### TASK TO CARRY OUT
Each record that follows should be reproduced in full, character for character.

(Web page and app entries)
+ + + + +

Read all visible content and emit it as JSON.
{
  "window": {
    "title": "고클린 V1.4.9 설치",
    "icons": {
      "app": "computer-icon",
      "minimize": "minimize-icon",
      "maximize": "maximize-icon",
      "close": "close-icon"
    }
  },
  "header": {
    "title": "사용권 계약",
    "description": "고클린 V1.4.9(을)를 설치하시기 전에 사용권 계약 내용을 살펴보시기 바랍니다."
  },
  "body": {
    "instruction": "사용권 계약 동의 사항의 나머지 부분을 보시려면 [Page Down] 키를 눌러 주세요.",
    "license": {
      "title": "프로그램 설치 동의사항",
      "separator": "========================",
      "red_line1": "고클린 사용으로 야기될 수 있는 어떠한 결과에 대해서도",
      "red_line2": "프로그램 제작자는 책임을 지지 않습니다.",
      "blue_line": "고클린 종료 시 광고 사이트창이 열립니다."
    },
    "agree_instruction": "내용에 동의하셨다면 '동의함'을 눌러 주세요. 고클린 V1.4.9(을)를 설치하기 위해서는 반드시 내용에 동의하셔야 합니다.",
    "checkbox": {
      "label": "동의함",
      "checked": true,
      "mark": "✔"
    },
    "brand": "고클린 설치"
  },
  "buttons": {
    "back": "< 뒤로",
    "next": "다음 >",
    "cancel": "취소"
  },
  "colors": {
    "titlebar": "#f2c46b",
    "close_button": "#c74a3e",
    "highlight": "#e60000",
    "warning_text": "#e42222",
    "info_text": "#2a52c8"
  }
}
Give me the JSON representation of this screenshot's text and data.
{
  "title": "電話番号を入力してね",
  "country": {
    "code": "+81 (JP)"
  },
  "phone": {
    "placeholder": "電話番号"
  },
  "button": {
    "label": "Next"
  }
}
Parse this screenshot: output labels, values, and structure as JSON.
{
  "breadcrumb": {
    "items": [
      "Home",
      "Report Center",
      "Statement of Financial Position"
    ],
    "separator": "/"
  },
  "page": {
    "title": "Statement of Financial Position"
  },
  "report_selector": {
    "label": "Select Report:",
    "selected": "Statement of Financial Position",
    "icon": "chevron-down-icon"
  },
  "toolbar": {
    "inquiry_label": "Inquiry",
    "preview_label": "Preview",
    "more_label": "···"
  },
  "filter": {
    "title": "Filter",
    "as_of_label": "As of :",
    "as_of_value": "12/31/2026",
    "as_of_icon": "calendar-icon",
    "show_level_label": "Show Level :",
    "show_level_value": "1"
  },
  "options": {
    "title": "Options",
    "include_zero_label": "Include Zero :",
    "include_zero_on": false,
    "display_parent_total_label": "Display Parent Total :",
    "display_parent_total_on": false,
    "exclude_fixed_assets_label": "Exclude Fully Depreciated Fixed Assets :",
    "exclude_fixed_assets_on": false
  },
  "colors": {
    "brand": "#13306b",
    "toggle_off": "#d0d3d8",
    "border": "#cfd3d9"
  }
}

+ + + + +

### ANSWER SECTION
Read all visible content and emit it as JSON.
{
  "window": {
    "title": "고클린 V1.4.9 설치",
    "icons": {
      "app": "computer-icon",
      "minimize": "minimize-icon",
      "maximize": "maximize-icon",
      "close": "close-icon"
    }
  },
  "header": {
    "title": "사용권 계약",
    "description": "고클린 V1.4.9(을)를 설치하시기 전에 사용권 계약 내용을 살펴보시기 바랍니다."
  },
  "body": {
    "instruction": "사용권 계약 동의 사항의 나머지 부분을 보시려면 [Page Down] 키를 눌러 주세요.",
    "license": {
      "title": "프로그램 설치 동의사항",
      "separator": "========================",
      "red_line1": "고클린 사용으로 야기될 수 있는 어떠한 결과에 대해서도",
      "red_line2": "프로그램 제작자는 책임을 지지 않습니다.",
      "blue_line": "고클린 종료 시 광고 사이트창이 열립니다."
    },
    "agree_instruction": "내용에 동의하셨다면 '동의함'을 눌러 주세요. 고클린 V1.4.9(을)를 설치하기 위해서는 반드시 내용에 동의하셔야 합니다.",
    "checkbox": {
      "label": "동의함",
      "checked": true,
      "mark": "✔"
    },
    "brand": "고클린 설치"
  },
  "buttons": {
    "back": "< 뒤로",
    "next": "다음 >",
    "cancel": "취소"
  },
  "colors": {
    "titlebar": "#f2c46b",
    "close_button": "#c74a3e",
    "highlight": "#e60000",
    "warning_text": "#e42222",
    "info_text": "#2a52c8"
  }
}
Give me the JSON representation of this screenshot's text and data.
{
  "title": "電話番号を入力してね",
  "country": {
    "code": "+81 (JP)"
  },
  "phone": {
    "placeholder": "電話番号"
  },
  "button": {
    "label": "Next"
  }
}
Parse this screenshot: output labels, values, and structure as JSON.
{
  "breadcrumb": {
    "items": [
      "Home",
      "Report Center",
      "Statement of Financial Position"
    ],
    "separator": "/"
  },
  "page": {
    "title": "Statement of Financial Position"
  },
  "report_selector": {
    "label": "Select Report:",
    "selected": "Statement of Financial Position",
    "icon": "chevron-down-icon"
  },
  "toolbar": {
    "inquiry_label": "Inquiry",
    "preview_label": "Preview",
    "more_label": "···"
  },
  "filter": {
    "title": "Filter",
    "as_of_label": "As of :",
    "as_of_value": "12/31/2026",
    "as_of_icon": "calendar-icon",
    "show_level_label": "Show Level :",
    "show_level_value": "1"
  },
  "options": {
    "title": "Options",
    "include_zero_label": "Include Zero :",
    "include_zero_on": false,
    "display_parent_total_label": "Display Parent Total :",
    "display_parent_total_on": false,
    "exclude_fixed_assets_label": "Exclude Fully Depreciated Fixed Assets :",
    "exclude_fixed_assets_on": false
  },
  "colors": {
    "brand": "#13306b",
    "toggle_off": "#d0d3d8",
    "border": "#cfd3d9"
  }
}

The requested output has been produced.